Directions for this task
Output each line of the listing that follows, with every character kept as it is.

Task data
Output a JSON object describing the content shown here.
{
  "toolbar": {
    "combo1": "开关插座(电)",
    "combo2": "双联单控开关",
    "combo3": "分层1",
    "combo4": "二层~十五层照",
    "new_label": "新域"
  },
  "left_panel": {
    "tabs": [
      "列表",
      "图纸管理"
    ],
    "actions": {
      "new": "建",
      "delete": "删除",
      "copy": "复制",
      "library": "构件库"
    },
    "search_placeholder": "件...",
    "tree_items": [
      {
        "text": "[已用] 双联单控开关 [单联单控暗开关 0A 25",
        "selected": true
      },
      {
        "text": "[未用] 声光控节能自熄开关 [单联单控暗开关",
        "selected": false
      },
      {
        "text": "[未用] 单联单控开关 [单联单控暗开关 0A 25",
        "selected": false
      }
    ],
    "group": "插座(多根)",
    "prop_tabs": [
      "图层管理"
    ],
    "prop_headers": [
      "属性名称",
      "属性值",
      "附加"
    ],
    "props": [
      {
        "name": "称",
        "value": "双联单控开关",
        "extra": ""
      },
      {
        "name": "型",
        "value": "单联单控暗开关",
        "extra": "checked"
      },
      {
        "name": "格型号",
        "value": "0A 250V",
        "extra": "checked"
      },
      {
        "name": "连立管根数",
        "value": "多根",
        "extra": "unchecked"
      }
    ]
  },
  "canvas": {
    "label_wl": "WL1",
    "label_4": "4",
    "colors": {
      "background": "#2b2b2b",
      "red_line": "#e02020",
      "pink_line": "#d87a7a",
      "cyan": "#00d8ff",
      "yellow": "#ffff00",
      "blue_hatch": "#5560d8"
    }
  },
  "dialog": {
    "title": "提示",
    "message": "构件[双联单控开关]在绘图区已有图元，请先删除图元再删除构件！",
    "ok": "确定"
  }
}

Expected answer
Output a JSON object describing the content shown here.
{
  "toolbar": {
    "combo1": "开关插座(电)",
    "combo2": "双联单控开关",
    "combo3": "分层1",
    "combo4": "二层~十五层照",
    "new_label": "新域"
  },
  "left_panel": {
    "tabs": [
      "列表",
      "图纸管理"
    ],
    "actions": {
      "new": "建",
      "delete": "删除",
      "copy": "复制",
      "library": "构件库"
    },
    "search_placeholder": "件...",
    "tree_items": [
      {
        "text": "[已用] 双联单控开关 [单联单控暗开关 0A 25",
        "selected": true
      },
      {
        "text": "[未用] 声光控节能自熄开关 [单联单控暗开关",
        "selected": false
      },
      {
        "text": "[未用] 单联单控开关 [单联单控暗开关 0A 25",
        "selected": false
      }
    ],
    "group": "插座(多根)",
    "prop_tabs": [
      "图层管理"
    ],
    "prop_headers": [
      "属性名称",
      "属性值",
      "附加"
    ],
    "props": [
      {
        "name": "称",
        "value": "双联单控开关",
        "extra": ""
      },
      {
        "name": "型",
        "value": "单联单控暗开关",
        "extra": "checked"
      },
      {
        "name": "格型号",
        "value": "0A 250V",
        "extra": "checked"
      },
      {
        "name": "连立管根数",
        "value": "多根",
        "extra": "unchecked"
      }
    ]
  },
  "canvas": {
    "label_wl": "WL1",
    "label_4": "4",
    "colors": {
      "background": "#2b2b2b",
      "red_line": "#e02020",
      "pink_line": "#d87a7a",
      "cyan": "#00d8ff",
      "yellow": "#ffff00",
      "blue_hatch": "#5560d8"
    }
  },
  "dialog": {
    "title": "提示",
    "message": "构件[双联单控开关]在绘图区已有图元，请先删除图元再删除构件！",
    "ok": "确定"
  }
}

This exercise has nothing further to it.